"""

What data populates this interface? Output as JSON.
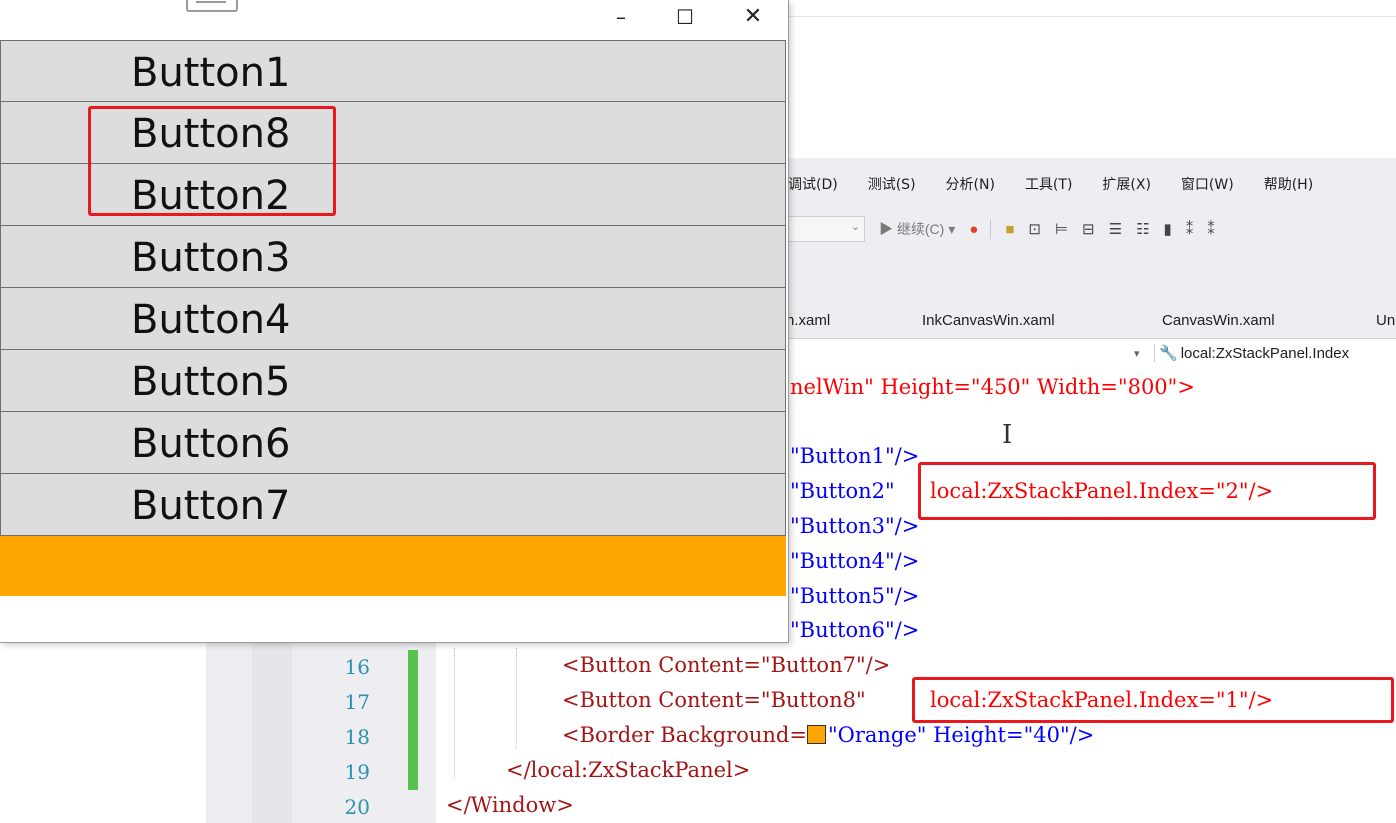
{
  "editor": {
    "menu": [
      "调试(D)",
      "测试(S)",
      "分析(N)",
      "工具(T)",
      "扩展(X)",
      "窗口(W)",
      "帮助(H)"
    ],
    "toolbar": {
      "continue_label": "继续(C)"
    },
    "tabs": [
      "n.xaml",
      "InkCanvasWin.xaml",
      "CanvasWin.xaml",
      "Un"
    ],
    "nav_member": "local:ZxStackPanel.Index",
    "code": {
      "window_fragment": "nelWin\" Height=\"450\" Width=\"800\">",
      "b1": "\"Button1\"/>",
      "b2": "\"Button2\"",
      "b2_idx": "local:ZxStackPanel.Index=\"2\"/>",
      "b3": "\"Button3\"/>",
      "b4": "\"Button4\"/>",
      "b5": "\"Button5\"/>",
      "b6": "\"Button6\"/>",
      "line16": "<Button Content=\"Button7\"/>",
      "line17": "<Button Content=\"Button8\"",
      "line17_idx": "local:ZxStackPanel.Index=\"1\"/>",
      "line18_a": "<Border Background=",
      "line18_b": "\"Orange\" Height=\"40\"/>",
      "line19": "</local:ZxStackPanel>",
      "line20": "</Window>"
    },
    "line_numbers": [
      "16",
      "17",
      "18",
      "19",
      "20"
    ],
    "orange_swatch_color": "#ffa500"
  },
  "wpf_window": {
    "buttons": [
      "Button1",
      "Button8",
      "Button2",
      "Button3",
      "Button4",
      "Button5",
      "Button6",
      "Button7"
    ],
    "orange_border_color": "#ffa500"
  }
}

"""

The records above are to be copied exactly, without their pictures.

#### [Solution below]
What data populates this interface? Output as JSON.
{
  "editor": {
    "menu": [
      "调试(D)",
      "测试(S)",
      "分析(N)",
      "工具(T)",
      "扩展(X)",
      "窗口(W)",
      "帮助(H)"
    ],
    "toolbar": {
      "continue_label": "继续(C)"
    },
    "tabs": [
      "n.xaml",
      "InkCanvasWin.xaml",
      "CanvasWin.xaml",
      "Un"
    ],
    "nav_member": "local:ZxStackPanel.Index",
    "code": {
      "window_fragment": "nelWin\" Height=\"450\" Width=\"800\">",
      "b1": "\"Button1\"/>",
      "b2": "\"Button2\"",
      "b2_idx": "local:ZxStackPanel.Index=\"2\"/>",
      "b3": "\"Button3\"/>",
      "b4": "\"Button4\"/>",
      "b5": "\"Button5\"/>",
      "b6": "\"Button6\"/>",
      "line16": "<Button Content=\"Button7\"/>",
      "line17": "<Button Content=\"Button8\"",
      "line17_idx": "local:ZxStackPanel.Index=\"1\"/>",
      "line18_a": "<Border Background=",
      "line18_b": "\"Orange\" Height=\"40\"/>",
      "line19": "</local:ZxStackPanel>",
      "line20": "</Window>"
    },
    "line_numbers": [
      "16",
      "17",
      "18",
      "19",
      "20"
    ],
    "orange_swatch_color": "#ffa500"
  },
  "wpf_window": {
    "buttons": [
      "Button1",
      "Button8",
      "Button2",
      "Button3",
      "Button4",
      "Button5",
      "Button6",
      "Button7"
    ],
    "orange_border_color": "#ffa500"
  }
}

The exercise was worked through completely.